“You paint the fans,” he started up again.

“Yes, monsieur.”

“What is this Palace contract that would get you a promotion? It is a promotion, isn’t it?”

“M. Cartoux asked me to come up with a design for a fan that would celebrate the coronation. He submitted a mock-up to the Palace and is hoping to get a contract that would provide fans of that design to all the women attending the coronation. If he doesn’t get a reply, he may just start making them on spec and selling them to the shops that he usually supplies around town.”

“You did the design.”

“Yes, monsieur.”

“The whole thing?”

“The front and back leaves, yes.”

“What about the wooden part?”

“I don’t know what monture M. Cartoux used. I just worked on the leaves.”

“In plain language?”

“I drew the design on the silk with pen and ink and used watercolours to fill it in. The wooden parts are made elsewhere - we get them in by the box - and we just decorate them. Because no one is making montures with plain sticks - the silk is glued to the sticks - M. Cartoux selected the style he wanted and asked Aleçon to cut it down so the silk would glue flat. After I gave M. Cartoux the leaves - the silk parts - I never saw what happened.”

“But you made the design.”

“Yes, monsieur.”

“I know you hang about the Polish exiles,” he accused Feuilly in an about-face that left Feuilly very confused. What did the Poles have to do with fans or the workshop? Aleçon did not hang about the Poles.

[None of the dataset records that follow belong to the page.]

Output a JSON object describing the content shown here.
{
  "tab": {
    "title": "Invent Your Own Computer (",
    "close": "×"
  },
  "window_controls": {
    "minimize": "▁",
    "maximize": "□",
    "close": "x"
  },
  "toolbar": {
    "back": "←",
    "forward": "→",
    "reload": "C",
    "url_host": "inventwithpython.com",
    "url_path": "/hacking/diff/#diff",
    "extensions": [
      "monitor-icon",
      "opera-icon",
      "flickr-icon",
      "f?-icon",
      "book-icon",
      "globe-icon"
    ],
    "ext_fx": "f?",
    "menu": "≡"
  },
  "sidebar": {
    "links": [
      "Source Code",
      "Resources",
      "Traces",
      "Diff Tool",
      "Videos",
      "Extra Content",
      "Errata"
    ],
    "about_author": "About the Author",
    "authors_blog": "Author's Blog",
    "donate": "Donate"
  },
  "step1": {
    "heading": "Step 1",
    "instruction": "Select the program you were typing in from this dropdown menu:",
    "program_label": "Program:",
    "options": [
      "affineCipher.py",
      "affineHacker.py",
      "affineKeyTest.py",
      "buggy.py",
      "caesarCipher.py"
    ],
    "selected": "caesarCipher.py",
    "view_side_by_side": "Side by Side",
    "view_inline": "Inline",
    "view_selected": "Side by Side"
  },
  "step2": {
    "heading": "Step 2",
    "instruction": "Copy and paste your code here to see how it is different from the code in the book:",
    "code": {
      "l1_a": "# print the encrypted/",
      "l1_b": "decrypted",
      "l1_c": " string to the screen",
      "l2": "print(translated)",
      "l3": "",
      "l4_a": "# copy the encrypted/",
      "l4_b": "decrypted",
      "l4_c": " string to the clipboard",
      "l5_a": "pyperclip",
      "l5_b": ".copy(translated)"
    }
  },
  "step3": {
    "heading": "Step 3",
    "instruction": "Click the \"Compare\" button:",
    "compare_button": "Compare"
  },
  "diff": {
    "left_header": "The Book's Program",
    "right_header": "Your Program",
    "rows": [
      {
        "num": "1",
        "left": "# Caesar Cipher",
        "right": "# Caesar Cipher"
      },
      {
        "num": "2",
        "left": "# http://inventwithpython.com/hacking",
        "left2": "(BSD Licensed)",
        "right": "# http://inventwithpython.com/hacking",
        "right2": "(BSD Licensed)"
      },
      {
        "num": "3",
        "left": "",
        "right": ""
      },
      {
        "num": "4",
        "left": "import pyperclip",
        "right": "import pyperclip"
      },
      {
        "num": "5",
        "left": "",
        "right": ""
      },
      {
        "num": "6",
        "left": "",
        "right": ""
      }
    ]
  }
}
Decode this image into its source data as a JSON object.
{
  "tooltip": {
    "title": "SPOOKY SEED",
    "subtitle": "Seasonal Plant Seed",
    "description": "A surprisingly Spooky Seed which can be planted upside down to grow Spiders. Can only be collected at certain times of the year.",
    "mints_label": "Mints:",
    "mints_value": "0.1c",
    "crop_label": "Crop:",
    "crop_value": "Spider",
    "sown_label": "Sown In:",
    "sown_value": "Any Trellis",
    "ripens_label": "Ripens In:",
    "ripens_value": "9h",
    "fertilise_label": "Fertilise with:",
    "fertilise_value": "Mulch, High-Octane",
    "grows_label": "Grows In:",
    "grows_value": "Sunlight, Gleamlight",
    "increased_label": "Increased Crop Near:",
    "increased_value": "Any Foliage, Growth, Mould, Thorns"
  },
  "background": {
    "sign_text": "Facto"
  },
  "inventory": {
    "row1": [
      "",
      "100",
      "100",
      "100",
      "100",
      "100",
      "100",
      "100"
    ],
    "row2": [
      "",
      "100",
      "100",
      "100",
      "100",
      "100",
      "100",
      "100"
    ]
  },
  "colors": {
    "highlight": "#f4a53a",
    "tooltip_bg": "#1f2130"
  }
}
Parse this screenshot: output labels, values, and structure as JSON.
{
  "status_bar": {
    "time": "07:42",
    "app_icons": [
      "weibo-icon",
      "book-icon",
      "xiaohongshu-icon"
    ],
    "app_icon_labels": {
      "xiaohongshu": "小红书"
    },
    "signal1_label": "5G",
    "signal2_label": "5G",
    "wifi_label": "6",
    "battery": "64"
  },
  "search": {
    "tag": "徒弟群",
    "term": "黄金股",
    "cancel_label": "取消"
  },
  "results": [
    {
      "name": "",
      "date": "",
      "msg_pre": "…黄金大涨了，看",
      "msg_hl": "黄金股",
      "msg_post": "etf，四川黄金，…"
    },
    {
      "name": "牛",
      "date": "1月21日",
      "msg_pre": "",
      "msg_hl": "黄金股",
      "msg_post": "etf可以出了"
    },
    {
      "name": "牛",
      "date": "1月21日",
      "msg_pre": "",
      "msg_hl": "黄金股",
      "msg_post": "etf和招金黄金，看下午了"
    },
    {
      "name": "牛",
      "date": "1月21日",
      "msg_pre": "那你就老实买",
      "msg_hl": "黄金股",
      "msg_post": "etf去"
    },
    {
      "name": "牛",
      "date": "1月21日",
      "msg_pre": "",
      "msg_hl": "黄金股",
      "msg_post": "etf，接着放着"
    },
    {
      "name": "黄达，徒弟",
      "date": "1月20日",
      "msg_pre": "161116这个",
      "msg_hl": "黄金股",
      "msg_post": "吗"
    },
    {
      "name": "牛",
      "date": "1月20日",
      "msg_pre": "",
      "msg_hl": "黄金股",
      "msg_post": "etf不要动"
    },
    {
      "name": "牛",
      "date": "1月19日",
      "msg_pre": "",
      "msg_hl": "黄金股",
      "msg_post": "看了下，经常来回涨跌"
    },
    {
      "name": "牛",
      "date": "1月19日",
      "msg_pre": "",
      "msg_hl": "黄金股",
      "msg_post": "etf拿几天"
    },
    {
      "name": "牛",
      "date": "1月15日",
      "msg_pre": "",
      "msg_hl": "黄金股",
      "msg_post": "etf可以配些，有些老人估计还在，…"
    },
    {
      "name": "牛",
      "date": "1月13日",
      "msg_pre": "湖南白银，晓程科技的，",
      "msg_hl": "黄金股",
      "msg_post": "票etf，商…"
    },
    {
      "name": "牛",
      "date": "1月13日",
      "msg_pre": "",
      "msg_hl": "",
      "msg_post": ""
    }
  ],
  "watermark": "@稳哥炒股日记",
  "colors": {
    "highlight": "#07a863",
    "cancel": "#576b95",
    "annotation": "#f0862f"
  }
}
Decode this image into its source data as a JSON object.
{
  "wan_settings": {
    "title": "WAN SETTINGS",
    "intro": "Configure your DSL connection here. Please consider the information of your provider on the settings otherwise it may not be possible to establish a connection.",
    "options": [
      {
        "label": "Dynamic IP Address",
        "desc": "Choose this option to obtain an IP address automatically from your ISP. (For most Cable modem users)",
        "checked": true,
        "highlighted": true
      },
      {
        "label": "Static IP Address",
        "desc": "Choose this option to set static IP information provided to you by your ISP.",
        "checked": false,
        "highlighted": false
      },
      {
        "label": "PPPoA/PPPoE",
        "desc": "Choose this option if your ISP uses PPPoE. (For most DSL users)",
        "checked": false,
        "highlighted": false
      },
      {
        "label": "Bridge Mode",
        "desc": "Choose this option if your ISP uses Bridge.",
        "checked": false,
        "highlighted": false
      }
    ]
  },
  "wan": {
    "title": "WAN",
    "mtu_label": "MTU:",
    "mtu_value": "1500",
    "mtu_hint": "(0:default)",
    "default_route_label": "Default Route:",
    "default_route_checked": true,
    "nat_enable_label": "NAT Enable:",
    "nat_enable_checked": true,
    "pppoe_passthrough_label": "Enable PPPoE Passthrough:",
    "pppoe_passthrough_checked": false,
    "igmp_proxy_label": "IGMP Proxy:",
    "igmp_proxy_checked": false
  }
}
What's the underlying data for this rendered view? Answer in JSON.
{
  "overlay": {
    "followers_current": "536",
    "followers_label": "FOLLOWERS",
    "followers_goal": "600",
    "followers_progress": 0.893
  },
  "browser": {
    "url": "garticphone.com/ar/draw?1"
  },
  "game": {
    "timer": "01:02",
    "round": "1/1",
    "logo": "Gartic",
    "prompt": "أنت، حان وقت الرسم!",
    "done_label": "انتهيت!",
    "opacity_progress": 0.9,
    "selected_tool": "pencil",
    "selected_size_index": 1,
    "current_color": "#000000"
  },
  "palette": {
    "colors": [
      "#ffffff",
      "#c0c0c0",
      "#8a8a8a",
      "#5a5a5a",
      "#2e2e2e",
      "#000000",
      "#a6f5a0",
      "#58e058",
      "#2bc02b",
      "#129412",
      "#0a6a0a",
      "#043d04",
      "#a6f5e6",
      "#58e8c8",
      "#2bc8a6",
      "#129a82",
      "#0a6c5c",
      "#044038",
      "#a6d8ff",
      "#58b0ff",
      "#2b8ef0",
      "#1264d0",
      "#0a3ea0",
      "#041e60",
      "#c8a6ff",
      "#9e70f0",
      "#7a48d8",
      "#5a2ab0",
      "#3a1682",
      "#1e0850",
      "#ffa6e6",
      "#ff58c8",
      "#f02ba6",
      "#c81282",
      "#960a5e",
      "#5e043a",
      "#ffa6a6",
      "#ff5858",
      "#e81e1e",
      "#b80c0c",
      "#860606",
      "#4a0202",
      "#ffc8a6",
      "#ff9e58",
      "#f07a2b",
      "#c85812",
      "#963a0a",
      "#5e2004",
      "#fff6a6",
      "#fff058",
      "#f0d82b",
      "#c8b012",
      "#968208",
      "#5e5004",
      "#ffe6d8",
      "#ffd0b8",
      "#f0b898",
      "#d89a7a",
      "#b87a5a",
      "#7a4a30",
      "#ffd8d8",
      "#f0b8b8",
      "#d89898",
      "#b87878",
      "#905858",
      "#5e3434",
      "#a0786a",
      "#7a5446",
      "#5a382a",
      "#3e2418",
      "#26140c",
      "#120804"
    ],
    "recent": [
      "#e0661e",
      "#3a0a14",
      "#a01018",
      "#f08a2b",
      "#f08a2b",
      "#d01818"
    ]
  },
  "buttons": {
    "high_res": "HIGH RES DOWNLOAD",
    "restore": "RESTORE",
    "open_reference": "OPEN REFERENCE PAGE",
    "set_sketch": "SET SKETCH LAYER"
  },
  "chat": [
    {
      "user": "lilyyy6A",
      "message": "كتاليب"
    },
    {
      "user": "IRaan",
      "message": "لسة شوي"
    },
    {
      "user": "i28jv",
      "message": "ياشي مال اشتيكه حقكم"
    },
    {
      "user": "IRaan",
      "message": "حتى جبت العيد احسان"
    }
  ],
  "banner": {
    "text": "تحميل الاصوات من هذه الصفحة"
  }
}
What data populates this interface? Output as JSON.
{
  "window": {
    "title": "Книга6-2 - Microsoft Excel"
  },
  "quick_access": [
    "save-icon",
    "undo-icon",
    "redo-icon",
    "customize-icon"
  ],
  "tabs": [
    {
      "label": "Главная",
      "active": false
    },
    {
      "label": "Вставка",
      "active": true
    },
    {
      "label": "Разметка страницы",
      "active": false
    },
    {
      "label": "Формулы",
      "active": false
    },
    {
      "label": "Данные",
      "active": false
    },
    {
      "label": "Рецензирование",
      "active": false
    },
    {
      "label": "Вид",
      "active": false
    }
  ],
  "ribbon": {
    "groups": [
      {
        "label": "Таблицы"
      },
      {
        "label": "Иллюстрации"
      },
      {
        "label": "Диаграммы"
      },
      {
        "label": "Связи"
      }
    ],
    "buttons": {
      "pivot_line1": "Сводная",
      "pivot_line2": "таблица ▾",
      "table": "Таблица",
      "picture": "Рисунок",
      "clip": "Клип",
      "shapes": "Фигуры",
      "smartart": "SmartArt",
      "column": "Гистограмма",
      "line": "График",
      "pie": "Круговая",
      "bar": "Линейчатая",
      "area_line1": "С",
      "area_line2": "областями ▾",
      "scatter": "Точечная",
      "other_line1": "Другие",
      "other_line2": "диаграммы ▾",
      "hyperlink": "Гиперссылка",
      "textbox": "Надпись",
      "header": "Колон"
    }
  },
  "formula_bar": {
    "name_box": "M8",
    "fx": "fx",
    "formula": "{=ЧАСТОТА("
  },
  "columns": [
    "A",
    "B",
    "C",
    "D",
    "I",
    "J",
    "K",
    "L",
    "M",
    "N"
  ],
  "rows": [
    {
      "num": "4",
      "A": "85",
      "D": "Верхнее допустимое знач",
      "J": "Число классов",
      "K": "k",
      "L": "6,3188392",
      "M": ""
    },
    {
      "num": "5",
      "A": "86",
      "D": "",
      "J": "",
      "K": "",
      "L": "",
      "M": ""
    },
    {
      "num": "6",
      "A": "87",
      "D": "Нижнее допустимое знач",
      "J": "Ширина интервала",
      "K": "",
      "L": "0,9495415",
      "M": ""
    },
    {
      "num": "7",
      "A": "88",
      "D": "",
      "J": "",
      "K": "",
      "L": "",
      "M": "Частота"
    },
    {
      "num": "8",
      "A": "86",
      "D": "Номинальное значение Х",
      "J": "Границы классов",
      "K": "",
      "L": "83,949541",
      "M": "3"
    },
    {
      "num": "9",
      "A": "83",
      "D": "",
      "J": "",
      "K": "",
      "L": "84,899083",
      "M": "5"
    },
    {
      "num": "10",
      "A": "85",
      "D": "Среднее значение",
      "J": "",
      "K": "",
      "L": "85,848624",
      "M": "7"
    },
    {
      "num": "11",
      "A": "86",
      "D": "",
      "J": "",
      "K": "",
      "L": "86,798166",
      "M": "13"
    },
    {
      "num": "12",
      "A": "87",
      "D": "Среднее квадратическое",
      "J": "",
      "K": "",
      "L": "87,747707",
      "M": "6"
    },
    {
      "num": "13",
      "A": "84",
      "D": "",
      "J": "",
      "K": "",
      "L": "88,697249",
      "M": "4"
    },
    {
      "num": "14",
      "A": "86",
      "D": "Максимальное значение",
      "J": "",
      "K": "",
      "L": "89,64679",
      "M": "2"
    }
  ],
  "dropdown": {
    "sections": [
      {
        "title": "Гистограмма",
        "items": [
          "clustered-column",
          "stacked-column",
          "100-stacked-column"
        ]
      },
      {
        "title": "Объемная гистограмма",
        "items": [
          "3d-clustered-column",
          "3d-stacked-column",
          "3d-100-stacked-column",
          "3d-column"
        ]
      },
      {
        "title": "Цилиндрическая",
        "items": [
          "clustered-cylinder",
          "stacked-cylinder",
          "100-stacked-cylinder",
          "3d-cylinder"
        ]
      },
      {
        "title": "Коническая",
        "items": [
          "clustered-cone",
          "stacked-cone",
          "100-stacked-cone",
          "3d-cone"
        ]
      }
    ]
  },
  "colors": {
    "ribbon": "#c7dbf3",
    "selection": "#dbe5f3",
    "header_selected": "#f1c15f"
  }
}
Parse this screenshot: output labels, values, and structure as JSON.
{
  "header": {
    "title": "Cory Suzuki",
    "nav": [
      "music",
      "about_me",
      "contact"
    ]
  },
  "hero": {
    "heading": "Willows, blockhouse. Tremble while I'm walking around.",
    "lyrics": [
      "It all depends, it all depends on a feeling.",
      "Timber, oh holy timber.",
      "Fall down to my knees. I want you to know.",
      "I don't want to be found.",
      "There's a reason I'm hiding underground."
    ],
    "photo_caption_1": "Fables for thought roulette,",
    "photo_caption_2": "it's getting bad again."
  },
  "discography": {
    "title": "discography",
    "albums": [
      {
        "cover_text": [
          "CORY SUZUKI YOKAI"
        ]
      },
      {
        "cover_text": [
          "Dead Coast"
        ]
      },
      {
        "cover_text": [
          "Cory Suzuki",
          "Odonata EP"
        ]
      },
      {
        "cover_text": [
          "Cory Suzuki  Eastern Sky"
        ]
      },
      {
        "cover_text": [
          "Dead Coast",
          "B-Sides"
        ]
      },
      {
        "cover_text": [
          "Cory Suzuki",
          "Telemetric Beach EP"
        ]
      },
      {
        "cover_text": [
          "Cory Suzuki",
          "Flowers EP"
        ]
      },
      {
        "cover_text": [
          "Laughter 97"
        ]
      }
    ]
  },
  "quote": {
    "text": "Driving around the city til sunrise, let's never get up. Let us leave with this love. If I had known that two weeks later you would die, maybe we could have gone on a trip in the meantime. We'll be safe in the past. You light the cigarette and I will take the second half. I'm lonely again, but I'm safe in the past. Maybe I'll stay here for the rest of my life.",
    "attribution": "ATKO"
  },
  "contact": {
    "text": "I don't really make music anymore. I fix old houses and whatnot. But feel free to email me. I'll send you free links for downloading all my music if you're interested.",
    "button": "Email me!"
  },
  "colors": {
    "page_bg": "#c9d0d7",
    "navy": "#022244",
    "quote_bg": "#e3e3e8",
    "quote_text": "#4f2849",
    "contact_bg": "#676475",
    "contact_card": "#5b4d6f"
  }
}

“Yes, monsieur.” To justify himself as an innocent man, he added, “The pretty girl I work with is Polish. Her father’s good opinion of me is of great importance.” He did not mention that Sophie had been involved in the design assignment as well. It was perhaps too late, the inspector may have already spoken to the women, but Feuilly knew he had to protect her in any way he could.

“You haven’t been called in over a love affair,” the inspector snapped. He repeated warningly, “I know you hang about the Poles. Also, your papers are not in order.”

Feuilly gripped the chair and willed himself not to shake. Or would an innocent man shake? Perhaps he was too cool to be an innocent man. No, the only thing to do when sick is to make Babet proud. “Monsieur?” he asked as calmly as he could manage.

“You say you’ve worked for Cartoux since January. Why has he not signed your livret?”

Because I did not acquire the papers until spring, Feuilly wanted to snap, just to have the whole thing done with. “He never asked for my papers,” he replied instead, a much more mild statement that was also true.

“By law, your papers must be presented to all employers.” Feuilly said nothing, just looked at the table rather than risk meeting the inspector’s gaze. “Very well. You’ll spend the night while we look into this.”


“I have not completed my investigation.”

It was raining harder, and gloom had processed to darkness, when he and Laforêt were bound, put into a closed carriage, and taken to the prefecture depot, where they were unceremoniously pushed into a cell with several other men - but not Aleçon or Cartoux - to await the outcome of that investigation.


Part 23 ~ Fiction ~ Part 25 ~ Home